On Monday I shared my review of The Virgin of the Wind Rose by Glen Craney, an intricately plotted historical mystery/conspiracy thriller.  Friday saw my review of The Watch House by Bernie McGill, a wonderful historical novel set on the island of Rathlin at the turn of the century and it got a rare 5* rating from me (I’m stingy with them!). Finally, on Sunday I was thrilled to host a stop on the blog tour for It Was Only Ever You by Kate Kerrigan and to share my review of this stylish historical romance set in 1950s New York.

Other posts

On Tuesday I published a Q&A with Scott Kauffman, author of Revenants: The Odyssey Home, a mystery novel which explores some thought-provoking themes. On Tuesday I did some more clearing out of my To-Read shelf on Goodreads courtesy of the Down the TBR Hole meme. Wednesday is WWW Wednesday, where I and other book bloggers share what we’ve been reading, are currently reading and plan to read next. I also took part in the book blitz for the historical fiction novel, New Caledonia: A Song of America by William McEarchern. And Thursday has become Throwback Thursday so I shared another review from the early days of my blog – the first in a thriller series I’ve enjoyed, Poor Boy Road by James L Weaver.  And there was another book blitz as well, for a short story collection about residents of Manhattan – Skyline by William Fowkes. On Friday I was delighted to welcome author Alison Brodie to my blog for a Q&A about all the stories behind her romantic comedy Brake Failure.
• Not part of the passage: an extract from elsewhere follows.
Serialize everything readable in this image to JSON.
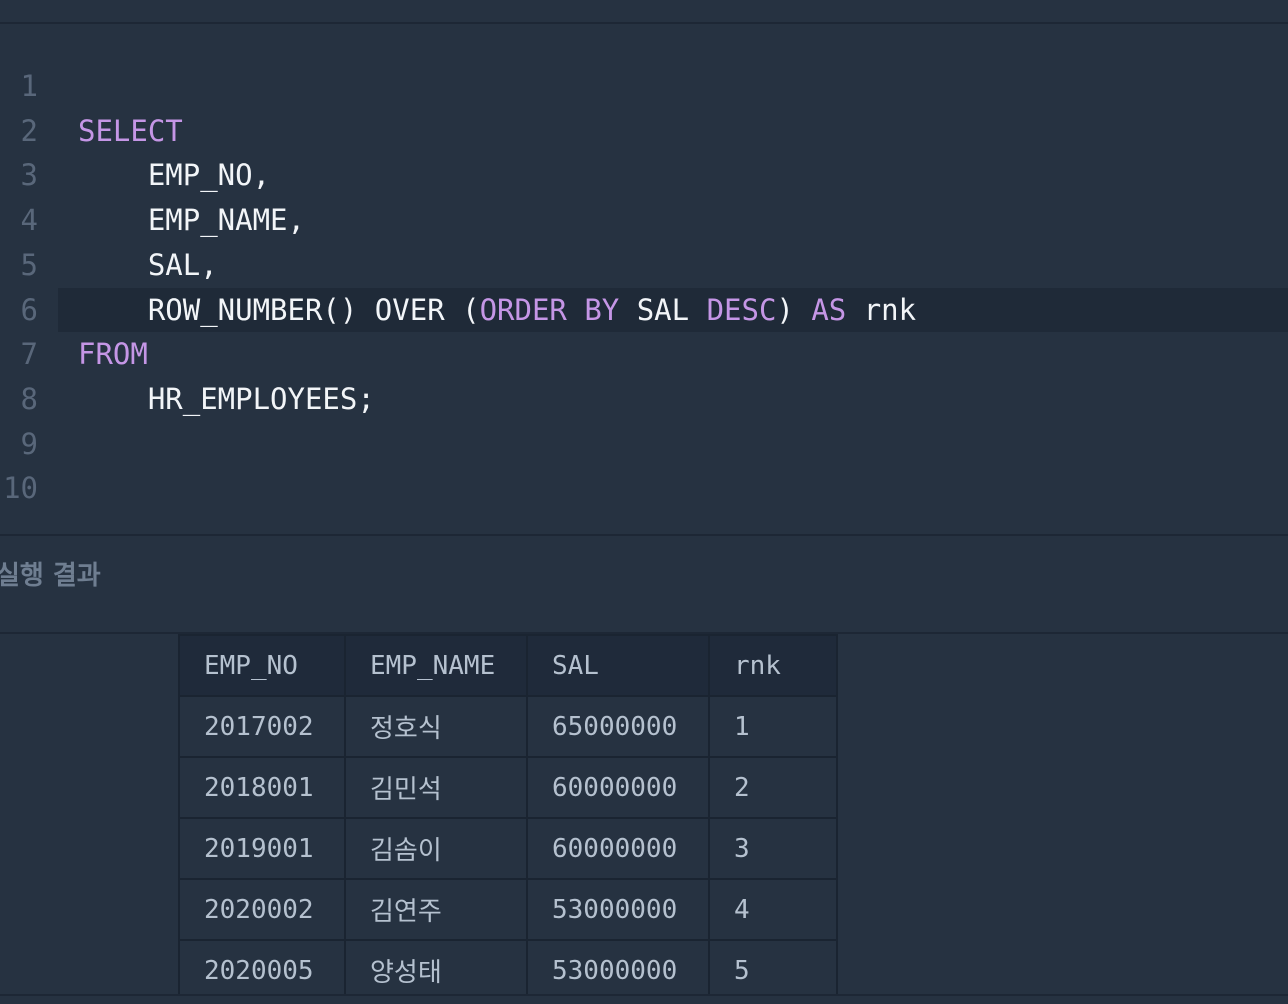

Challenge updates

  • Goodreads 2017 Reading Challenge – 90 out of 78 books read, 3 more than last week. I still need to set that new target….
  • Classics Club Challenge– 4 out of 50 books reviewed (same as last week)
  • NetGalley/Edelweiss Reading Challenge 2017 (Gold) – 42 ARCs reviewed out of 50 (1 more than last week)
  • From Page to Screen 2017– 7 book/film comparisons out of 12 completed (same as last week)
  • The Walter Scott Prize for Historical Fiction Shortlist 2017 – Completed

On What Cathy Read Next this week
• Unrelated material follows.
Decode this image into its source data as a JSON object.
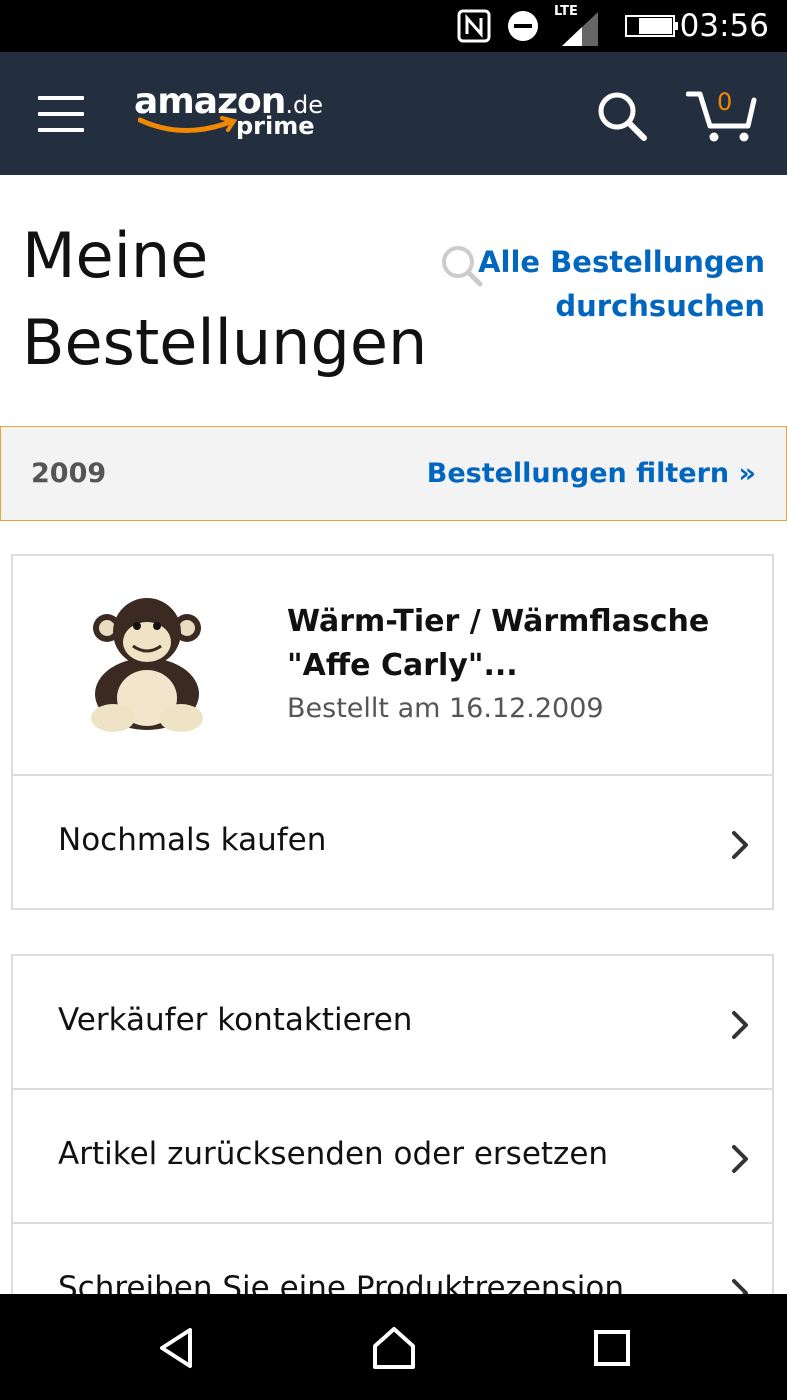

Currently reading

Planned posts

  • Blog Tour/Review: The Thirteenth Gate by Kat Ross
  • Blog Tour/Review: The Other Twin by L V Hay
  • Book Review: The Sixteen Trees of the Somme by Lars Mytting
  • Throwback Thursday: Outside the Magic Circle by Heera Datta
  • Book Review: In Shadowland by Timothy Ashby